- Expenses not paid by your insurance company as accident benefits but have arisen as a result of injuries from your motor vehicle accident;
- Past and/or future income loss;
- Loss of opportunity to earn income due to injuries;
- Pain and suffering.
If you are the victim of another person’s negligence relating to your car accident and have suffered injuries as a result, the legislation governing motor vehicle accidents also requires that your injuries pass a certain threshold to make a tort claim; that is, the injuries must have resulted in:
- Permanent and serious disfigurement; or
- Permanent, serious impairment of an important physical, mental, or psychological function.
- You can also sue if the accident results in the death of a family member.
A tort claim must be filed no later than two years from the date of loss.
Pain and suffering:
Any compensation you receive for pain and suffering is subject to a $30,000.00 deductible. Any compensation received in excess of $100,000.00 for pain and suffering is not subject to the $30,000.00 deductible. You might have a deductible of $15,000 for Family Law Act claims.
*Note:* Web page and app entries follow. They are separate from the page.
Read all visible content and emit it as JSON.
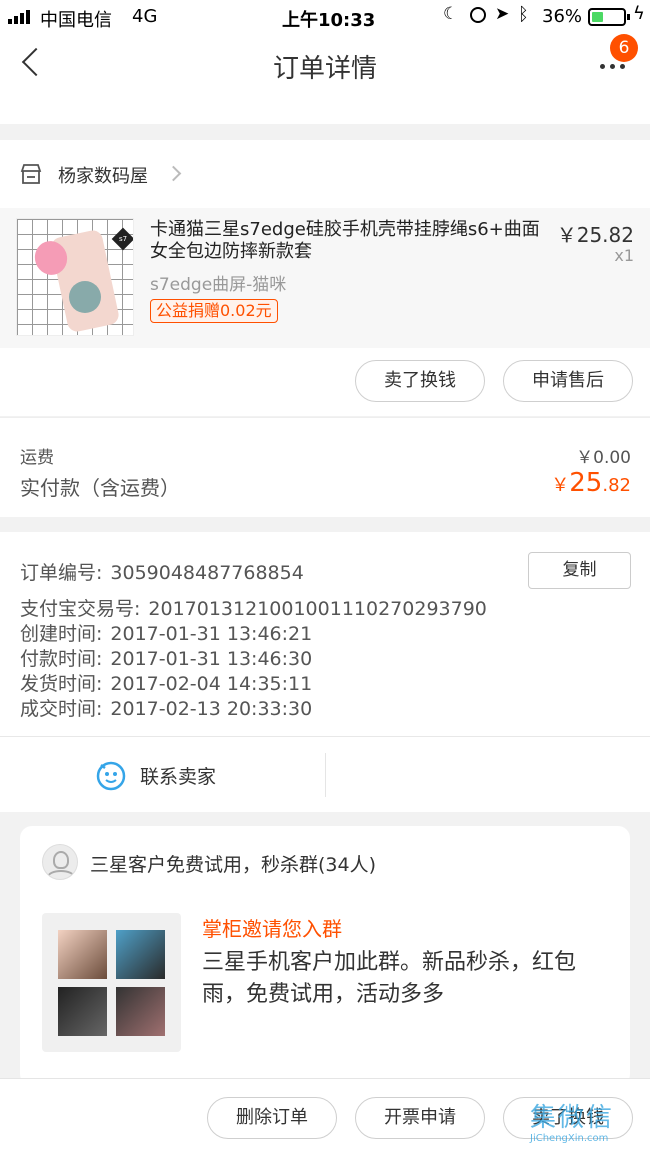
{
  "status_bar": {
    "carrier": "中国电信",
    "network": "4G",
    "time": "上午10:33",
    "battery": "36%",
    "battery_level": 0.36
  },
  "nav": {
    "title": "订单详情",
    "badge": "6"
  },
  "shop": {
    "name": "杨家数码屋"
  },
  "product": {
    "title": "卡通猫三星s7edge硅胶手机壳带挂脖绳s6+曲面女全包边防摔新款套",
    "spec": "s7edge曲屏-猫咪",
    "tag": "公益捐赠0.02元",
    "price": "￥25.82",
    "qty": "x1",
    "thumb_label": "s7"
  },
  "actions_item": {
    "sell": "卖了换钱",
    "after_sale": "申请售后"
  },
  "payment": {
    "shipping_label": "运费",
    "shipping_value": "￥0.00",
    "total_label": "实付款（含运费）",
    "total_symbol": "￥",
    "total_int": "25",
    "total_dec": ".82"
  },
  "order_info": {
    "copy_label": "复制",
    "rows": [
      {
        "label": "订单编号:",
        "value": "3059048487768854"
      },
      {
        "label": "支付宝交易号:",
        "value": "2017013121001001110270293790"
      },
      {
        "label": "创建时间:",
        "value": "2017-01-31 13:46:21"
      },
      {
        "label": "付款时间:",
        "value": "2017-01-31 13:46:30"
      },
      {
        "label": "发货时间:",
        "value": "2017-02-04 14:35:11"
      },
      {
        "label": "成交时间:",
        "value": "2017-02-13 20:33:30"
      }
    ]
  },
  "contact": {
    "label": "联系卖家"
  },
  "group": {
    "name": "三星客户免费试用，秒杀群(34人)",
    "invite": "掌柜邀请您入群",
    "desc": "三星手机客户加此群。新品秒杀，红包雨，免费试用，活动多多"
  },
  "bottom_bar": {
    "delete": "删除订单",
    "invoice": "开票申请",
    "sell": "卖了换钱"
  },
  "watermark": {
    "chars": "集微信",
    "url": "JiChengXin.com"
  },
  "colors": {
    "accent": "#ff5000",
    "badge": "#ff5000",
    "contact_icon": "#35a5e8"
  }
}
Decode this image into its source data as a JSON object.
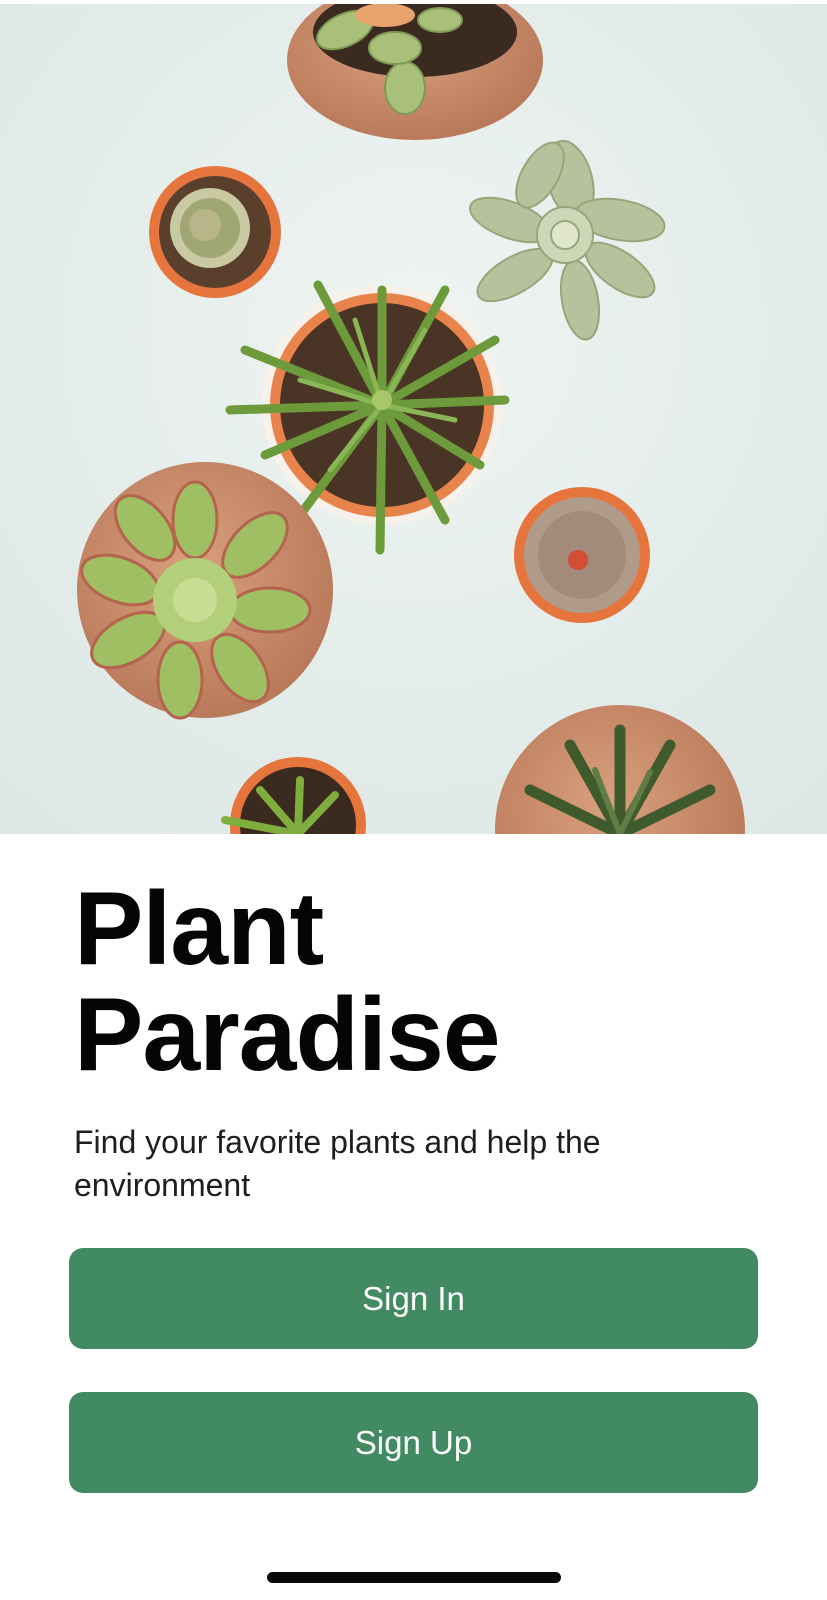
{
  "app": {
    "title_line1": "Plant",
    "title_line2": "Paradise",
    "subtitle": "Find your favorite plants and help the environment"
  },
  "actions": {
    "sign_in_label": "Sign In",
    "sign_up_label": "Sign Up"
  },
  "hero": {
    "description_icon": "succulent-plants-photo-icon"
  },
  "colors": {
    "primary_button": "#428a62",
    "button_text": "#ffffff",
    "title_text": "#050505",
    "hero_background": "#e6eeec"
  }
}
Lost of Earnings-
Claim for lost income, future lost income, inability to earn income, loss of over time or competitive opportunities in the work-place, other out of pocket expenses and business losses without the need to meet the threshold.
These claims are not subject to the $30,000.00 deductible.
Cost and out–of–pocket expenditures-
For medications, travel costs to and from medical and rehabilitation appointments. These claims are not subject to the $30,000.00 deductible.
Other expenses not covered by Accident benefit claim may include modifications at your home, assistance devices such as motorized chairs, in –home hospital equipment, retraining and specially workplace equipment, all of which you may require in order to bring you as close to your pre-accident abilities as possible. These claims are not subject to the $30,000.00 deductible.
Other steps need to take place in order to maintain your claim against the at-fault driver-
- If you have been injured it is mandatory to put the at-fault parties on notice of your personal injury claim within 120 days of the incident. This process includes sending the party a letter with the details of the incident and of your injury. They will then send the details of the incident to their insurance provider. Insurance companies look into the circumstances surrounding the accident and will gather more details about your injury. The adjuster assigned to your case will investigate your accident and seek further witnesses, or other parties who may have been involved with the accident. The adjuster will then take their findings and report to the insurance company. You are not obligated to speak with an adjuster for the party at-fault.
- You do need to co-operate with your own insurance carrier. The adjuster may ask you to provide a signed statement or interview regarding your accident and injury.
- They may also ask you to sign off on permission to access your medical records and employment records.
- It is highly recommended that you consult with Eshel Law Firm prior to signing off on any of these authorizations.